On Monday, the Supreme Court spent considerable time discussing the statement of incumbent Finance Minister Ishaq Dar, recorded before a magistrate as an approver in the Rs3.4 billion Hudabiya Paper Mills default reference by the National Accountability Bureau (NAB). The statement made under Section 164 of the Criminal Procedure Code (CrPC) was recorded on April 25, 2000.
Later, the Sharif family had challenged the same before the Lahore High Court, where Justice Sardar Shamim quashed the reference on March 11, 2014, explaining that if re-investigation was allowed against the Sharif family, it will provide an opportunity to investigators to pad up loopholes in their case.
At this, Justice Ejaz Afzal Khan observed that the NAB chairman showed connivance by not moving an appeal before the Supreme Court against the high court’s decision. But by ordering the NAB chairman to file a belated appeal, the court cannot arrogate itself to sit in appeal against the high court judgement, the judge said.
Was not it obligatory for some authority or agency to look into the details of the matter and ascertain whether the allegations against the Sharif family were wrong or right, Justice Khosa asked. He said the Supreme Court had held that the finality of the Tauqir Sadiq Ogra corruption case by the Islamabad High Court was not an obstacle for the Supreme Court to take up the matter again under Article 184(3) of the Constitution.
He recalled that the Supreme Court had given a judgement that a statement under Section 164 had to be recorded before a magistrate and can be used as evidence by any forum.
But Justice Khan recalled a Federal Shariat Court judgement, in which it was held that confessions in Hadd cases should be recorded before the competent court and not before a magistrate.
Mr Bokhari argued that he was seeking court directions that the NAB chairman, by not filing the appeal against the high court judgement, had committed dereliction of duty. Therefore, a reference should be moved against him before the Supreme Judicial Council (SJC).

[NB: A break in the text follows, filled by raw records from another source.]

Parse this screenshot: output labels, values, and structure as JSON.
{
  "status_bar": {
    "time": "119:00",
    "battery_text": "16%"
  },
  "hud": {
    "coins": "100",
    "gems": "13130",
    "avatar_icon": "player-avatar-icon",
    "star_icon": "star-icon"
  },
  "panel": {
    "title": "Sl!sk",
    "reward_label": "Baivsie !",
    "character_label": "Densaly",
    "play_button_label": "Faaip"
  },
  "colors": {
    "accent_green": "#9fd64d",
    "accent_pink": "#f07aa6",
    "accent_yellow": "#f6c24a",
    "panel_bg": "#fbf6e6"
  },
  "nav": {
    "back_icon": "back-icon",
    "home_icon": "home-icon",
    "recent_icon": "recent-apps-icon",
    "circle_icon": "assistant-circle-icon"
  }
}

Justice Khosa reminded the counsel that though the reference was quashed, the allegations still survived. Therefore the value and worth of the statement of Ishaq Dar under Section 164 still holds the field, adding that the quashing of the reference does not mean that the accused were acquitted.
At this point, Justice Khan quipped: “Provided we ignore the judgement of the referee judge”.
“I can anticipate that if we call the NAB chairman and inform him that the court was sending a reference [against him] before the SJC, he may himself volunteer to hold a re-investigation,” Justice Khosa observed.
The judge asked then the counsel to file an application before the NAB chairman, and in case it was rejected, he could move an appeal and take his chances.
During the proceedings, Justice Khan wondered how, when the entire family business was run by Mian Sharif, could the prime minister recall the whole money trail.
But Justice Khosa referred to three different stories relating to the Sharifs’ investment in Dubai, Jeddah, Qatar, which then ended up in London and said that if all the money in the three investments belonged to Mian Sharif, the money that travelled to London would ultimately go to the prime minister under the law of inheritance.
Published in Dawn January 10th, 2017